# The task
The result should be every line of the listing that contains "December".

# Exercise material
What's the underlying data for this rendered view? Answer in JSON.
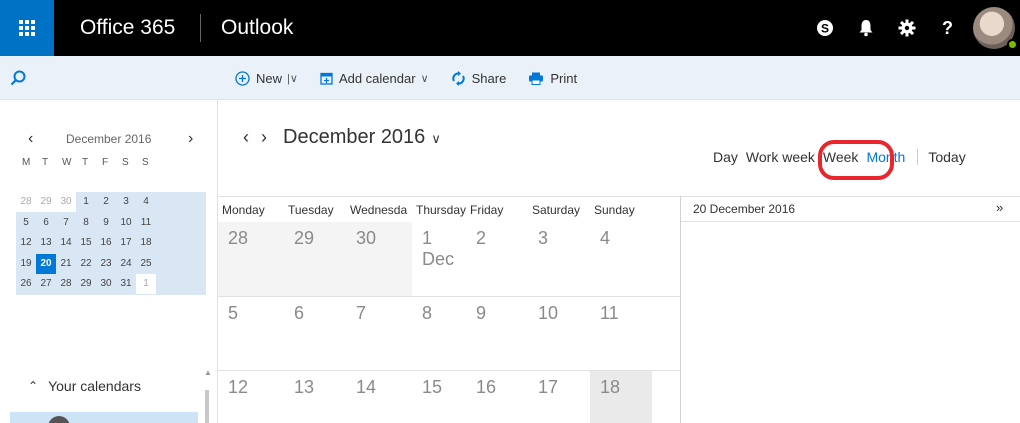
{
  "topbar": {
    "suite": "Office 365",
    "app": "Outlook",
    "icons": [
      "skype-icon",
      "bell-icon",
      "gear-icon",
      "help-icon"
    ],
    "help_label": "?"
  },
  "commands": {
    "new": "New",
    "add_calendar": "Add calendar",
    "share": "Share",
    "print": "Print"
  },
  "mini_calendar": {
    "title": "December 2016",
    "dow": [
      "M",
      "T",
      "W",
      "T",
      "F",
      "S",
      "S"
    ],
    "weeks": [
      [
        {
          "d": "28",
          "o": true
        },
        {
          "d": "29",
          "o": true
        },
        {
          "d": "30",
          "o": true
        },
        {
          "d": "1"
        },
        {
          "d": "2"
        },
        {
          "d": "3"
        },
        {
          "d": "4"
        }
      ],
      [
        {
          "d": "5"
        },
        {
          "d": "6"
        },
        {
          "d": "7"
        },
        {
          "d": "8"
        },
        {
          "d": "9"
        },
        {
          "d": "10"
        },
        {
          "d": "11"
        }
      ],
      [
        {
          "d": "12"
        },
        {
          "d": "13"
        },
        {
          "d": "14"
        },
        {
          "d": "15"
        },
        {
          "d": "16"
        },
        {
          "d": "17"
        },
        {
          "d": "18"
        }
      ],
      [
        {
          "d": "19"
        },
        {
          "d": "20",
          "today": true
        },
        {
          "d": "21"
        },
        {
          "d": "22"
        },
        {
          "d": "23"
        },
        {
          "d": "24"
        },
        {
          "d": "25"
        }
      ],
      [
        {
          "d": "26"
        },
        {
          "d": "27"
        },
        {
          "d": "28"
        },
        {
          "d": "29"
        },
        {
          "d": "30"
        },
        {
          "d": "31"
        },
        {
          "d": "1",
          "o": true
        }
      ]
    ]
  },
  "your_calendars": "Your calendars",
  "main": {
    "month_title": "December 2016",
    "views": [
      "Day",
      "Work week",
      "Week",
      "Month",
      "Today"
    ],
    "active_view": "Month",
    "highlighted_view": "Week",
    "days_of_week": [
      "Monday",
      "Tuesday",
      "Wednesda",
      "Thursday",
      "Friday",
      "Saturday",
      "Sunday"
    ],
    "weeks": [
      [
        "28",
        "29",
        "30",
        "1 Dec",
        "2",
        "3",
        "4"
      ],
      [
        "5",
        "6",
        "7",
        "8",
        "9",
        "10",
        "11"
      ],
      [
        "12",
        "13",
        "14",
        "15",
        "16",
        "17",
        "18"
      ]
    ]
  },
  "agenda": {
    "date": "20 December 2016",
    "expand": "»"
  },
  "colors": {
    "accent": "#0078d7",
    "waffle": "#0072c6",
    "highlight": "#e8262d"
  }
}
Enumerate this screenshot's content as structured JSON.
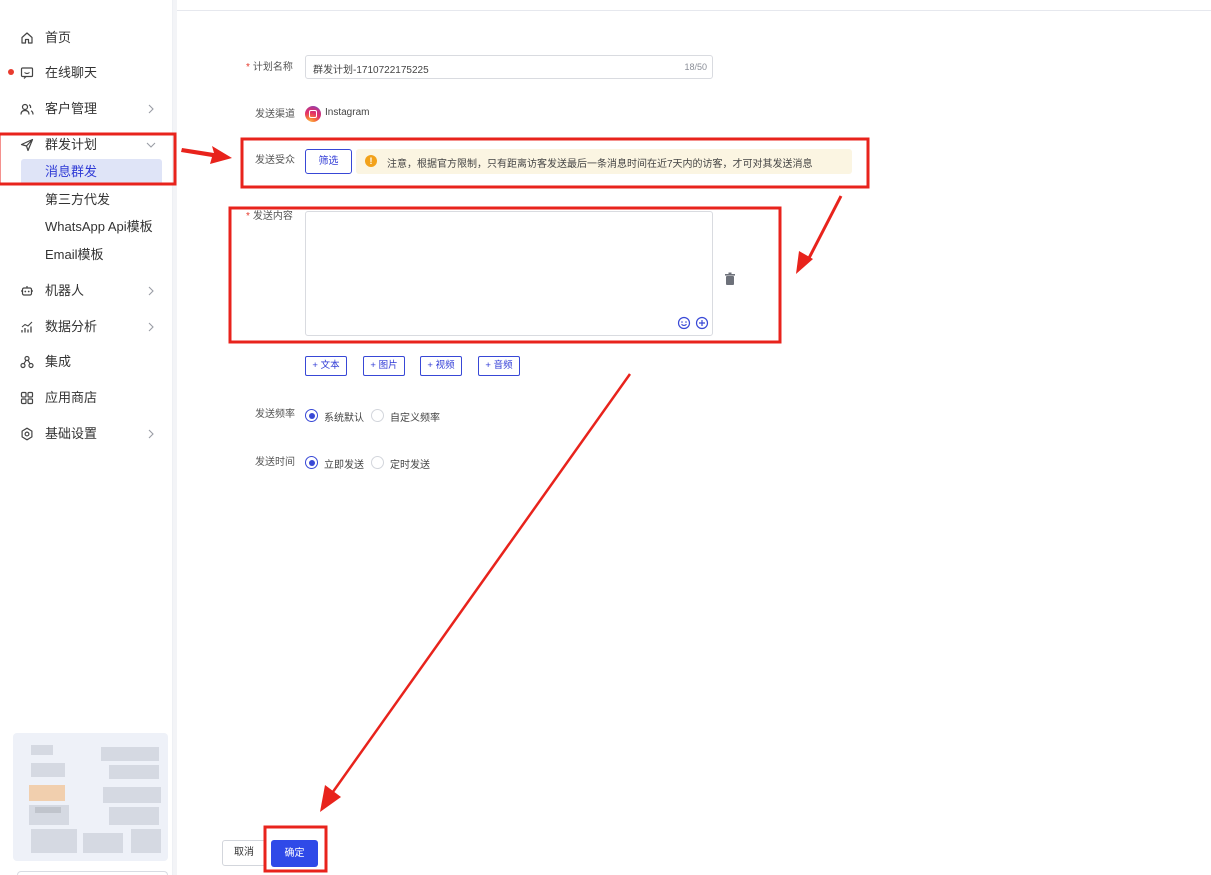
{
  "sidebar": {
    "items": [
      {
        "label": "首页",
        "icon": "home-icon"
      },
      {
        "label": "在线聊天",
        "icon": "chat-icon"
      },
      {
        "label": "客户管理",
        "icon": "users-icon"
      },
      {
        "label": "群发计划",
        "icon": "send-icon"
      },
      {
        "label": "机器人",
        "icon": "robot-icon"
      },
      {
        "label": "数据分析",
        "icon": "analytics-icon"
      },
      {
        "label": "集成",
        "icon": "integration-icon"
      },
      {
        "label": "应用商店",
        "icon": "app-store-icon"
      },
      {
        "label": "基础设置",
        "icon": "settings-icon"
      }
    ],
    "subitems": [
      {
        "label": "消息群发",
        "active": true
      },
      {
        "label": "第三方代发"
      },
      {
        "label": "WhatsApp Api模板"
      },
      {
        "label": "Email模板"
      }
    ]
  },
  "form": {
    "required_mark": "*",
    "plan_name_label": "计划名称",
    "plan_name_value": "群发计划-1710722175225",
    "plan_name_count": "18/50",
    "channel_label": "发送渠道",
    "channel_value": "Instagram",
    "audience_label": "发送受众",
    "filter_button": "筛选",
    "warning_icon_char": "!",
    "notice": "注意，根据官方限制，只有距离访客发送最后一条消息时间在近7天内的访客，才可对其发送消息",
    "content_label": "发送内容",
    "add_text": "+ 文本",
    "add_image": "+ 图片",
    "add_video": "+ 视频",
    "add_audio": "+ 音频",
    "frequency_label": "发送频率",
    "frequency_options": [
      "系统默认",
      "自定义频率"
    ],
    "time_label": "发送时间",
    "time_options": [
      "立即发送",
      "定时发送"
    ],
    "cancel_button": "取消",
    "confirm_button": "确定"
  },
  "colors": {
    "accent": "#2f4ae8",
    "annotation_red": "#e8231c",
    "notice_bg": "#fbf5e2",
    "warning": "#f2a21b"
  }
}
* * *
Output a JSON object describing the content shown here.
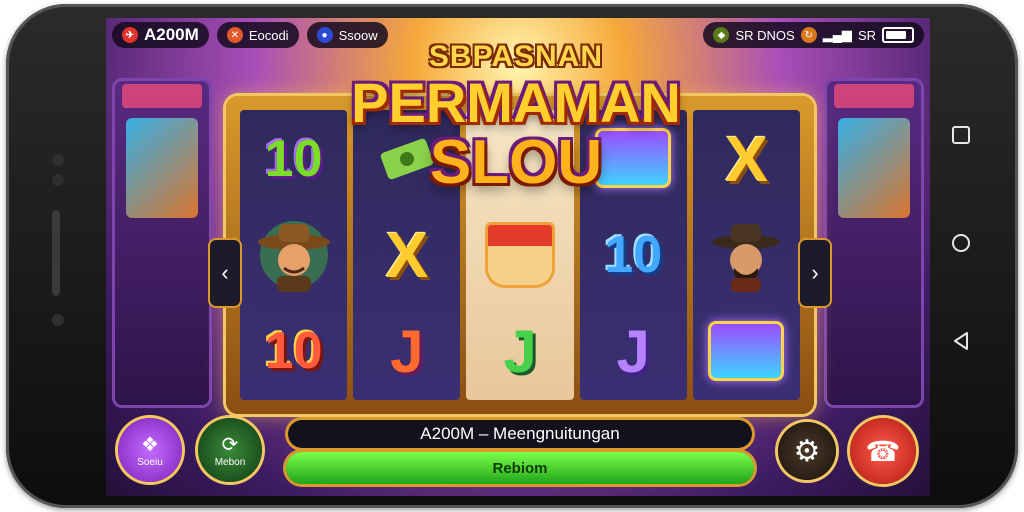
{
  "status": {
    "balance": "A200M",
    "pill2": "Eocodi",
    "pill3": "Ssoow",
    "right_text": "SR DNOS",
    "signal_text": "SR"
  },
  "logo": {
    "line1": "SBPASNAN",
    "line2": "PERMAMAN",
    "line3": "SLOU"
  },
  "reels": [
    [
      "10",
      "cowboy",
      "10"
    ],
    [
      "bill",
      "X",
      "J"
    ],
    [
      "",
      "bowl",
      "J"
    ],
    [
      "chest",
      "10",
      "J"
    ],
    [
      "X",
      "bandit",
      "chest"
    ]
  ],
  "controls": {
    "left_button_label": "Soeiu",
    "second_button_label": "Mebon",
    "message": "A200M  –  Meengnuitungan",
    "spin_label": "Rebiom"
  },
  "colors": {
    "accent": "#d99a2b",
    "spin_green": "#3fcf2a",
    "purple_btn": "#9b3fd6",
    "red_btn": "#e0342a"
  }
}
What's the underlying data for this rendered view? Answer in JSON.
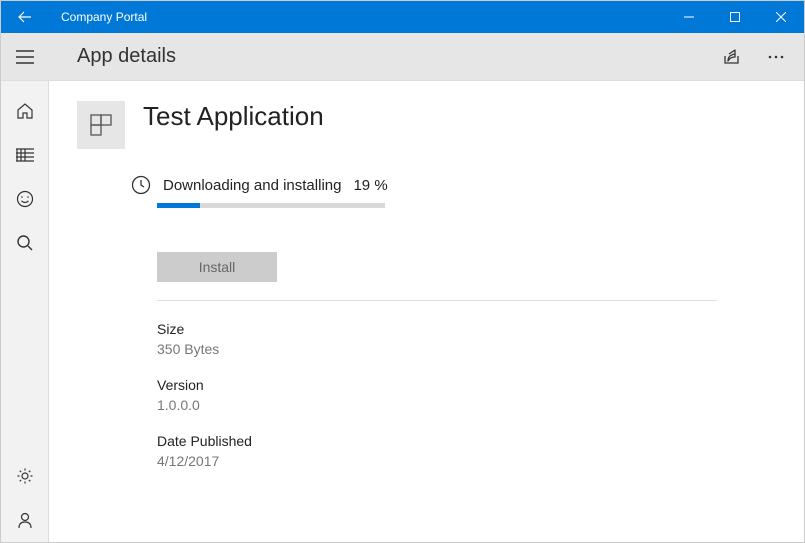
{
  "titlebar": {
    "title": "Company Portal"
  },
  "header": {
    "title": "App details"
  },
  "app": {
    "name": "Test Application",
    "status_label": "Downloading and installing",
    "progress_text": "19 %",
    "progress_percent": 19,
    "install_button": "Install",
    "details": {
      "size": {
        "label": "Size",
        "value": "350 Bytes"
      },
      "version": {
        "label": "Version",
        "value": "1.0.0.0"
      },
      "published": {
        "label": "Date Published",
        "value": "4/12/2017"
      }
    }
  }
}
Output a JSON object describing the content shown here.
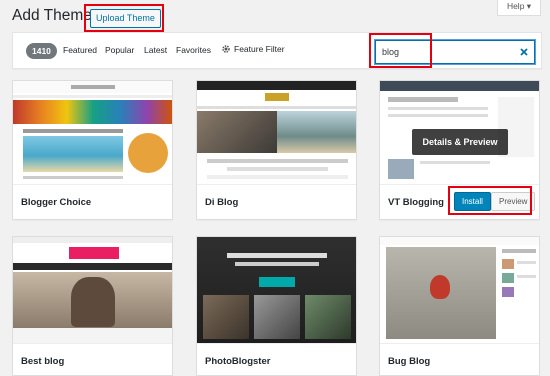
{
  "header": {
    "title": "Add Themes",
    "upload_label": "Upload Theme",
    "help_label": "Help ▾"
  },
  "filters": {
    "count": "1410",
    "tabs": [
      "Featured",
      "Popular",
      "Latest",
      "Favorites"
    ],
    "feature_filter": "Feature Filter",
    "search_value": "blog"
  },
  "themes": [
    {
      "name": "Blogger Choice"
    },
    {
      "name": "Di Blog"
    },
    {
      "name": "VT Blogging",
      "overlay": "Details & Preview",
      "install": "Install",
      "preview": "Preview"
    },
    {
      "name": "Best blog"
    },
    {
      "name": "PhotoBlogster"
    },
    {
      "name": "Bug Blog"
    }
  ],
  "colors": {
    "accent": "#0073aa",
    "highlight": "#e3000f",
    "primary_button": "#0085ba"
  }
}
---
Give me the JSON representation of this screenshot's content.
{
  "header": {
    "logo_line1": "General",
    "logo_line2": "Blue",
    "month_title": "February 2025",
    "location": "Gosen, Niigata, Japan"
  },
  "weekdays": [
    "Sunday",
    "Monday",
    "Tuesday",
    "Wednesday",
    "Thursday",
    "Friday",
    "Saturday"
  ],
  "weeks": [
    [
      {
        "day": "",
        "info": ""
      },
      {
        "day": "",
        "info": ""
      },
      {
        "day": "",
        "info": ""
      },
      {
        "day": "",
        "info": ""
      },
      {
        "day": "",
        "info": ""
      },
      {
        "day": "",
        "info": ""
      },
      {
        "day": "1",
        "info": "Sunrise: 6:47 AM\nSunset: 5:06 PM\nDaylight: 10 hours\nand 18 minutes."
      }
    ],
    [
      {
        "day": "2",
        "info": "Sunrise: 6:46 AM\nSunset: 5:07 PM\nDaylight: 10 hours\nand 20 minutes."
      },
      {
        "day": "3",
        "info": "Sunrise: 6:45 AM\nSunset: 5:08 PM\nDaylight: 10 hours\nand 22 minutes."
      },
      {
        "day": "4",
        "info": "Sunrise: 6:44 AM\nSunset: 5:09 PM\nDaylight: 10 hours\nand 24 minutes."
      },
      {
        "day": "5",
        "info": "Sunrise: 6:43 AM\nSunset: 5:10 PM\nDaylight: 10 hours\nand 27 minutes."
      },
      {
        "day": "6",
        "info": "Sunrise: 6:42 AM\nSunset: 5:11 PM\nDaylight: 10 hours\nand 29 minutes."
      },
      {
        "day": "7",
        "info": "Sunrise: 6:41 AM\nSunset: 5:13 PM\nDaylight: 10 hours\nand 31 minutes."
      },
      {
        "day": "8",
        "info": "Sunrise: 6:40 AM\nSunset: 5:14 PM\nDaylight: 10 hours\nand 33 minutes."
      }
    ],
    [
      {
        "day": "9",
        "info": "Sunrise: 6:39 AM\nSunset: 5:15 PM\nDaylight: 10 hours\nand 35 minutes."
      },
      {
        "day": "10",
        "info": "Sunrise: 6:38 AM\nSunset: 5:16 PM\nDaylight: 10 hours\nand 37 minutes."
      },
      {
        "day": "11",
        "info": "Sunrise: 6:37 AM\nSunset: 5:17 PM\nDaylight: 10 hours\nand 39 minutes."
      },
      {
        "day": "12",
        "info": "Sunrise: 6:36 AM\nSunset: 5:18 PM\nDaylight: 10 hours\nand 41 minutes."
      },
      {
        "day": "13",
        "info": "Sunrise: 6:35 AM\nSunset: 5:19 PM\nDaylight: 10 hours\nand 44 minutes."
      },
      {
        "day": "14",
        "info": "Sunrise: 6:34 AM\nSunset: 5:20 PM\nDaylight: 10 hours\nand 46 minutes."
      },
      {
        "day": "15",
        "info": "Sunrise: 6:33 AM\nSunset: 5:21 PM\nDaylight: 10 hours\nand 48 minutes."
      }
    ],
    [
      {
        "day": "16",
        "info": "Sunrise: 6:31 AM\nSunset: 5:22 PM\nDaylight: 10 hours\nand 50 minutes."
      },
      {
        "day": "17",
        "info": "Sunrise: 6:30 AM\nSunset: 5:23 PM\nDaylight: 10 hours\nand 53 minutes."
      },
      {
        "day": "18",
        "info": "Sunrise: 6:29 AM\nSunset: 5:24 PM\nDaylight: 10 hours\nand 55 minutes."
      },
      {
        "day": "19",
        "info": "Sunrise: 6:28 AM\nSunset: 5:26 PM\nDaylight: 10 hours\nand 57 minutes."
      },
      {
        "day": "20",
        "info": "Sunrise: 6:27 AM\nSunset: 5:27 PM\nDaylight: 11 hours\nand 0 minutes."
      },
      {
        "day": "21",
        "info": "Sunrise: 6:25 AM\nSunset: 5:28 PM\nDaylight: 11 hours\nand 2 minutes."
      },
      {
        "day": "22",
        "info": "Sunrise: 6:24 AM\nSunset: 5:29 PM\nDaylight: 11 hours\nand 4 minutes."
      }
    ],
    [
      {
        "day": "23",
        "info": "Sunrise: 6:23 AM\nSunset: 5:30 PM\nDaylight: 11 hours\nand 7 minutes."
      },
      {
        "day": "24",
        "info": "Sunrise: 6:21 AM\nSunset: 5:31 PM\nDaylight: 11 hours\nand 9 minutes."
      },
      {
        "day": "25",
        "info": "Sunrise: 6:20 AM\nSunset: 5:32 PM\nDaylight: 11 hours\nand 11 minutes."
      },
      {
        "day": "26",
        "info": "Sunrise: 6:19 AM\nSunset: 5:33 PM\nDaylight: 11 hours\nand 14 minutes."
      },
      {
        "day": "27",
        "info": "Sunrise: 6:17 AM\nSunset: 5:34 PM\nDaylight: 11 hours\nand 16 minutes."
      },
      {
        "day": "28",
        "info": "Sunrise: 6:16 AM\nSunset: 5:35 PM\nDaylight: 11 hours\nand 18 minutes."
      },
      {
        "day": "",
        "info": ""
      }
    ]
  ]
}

# Answer below
    "title": "December 2016",
    "month_title": "December 2016",
    "date": "20 December 2016",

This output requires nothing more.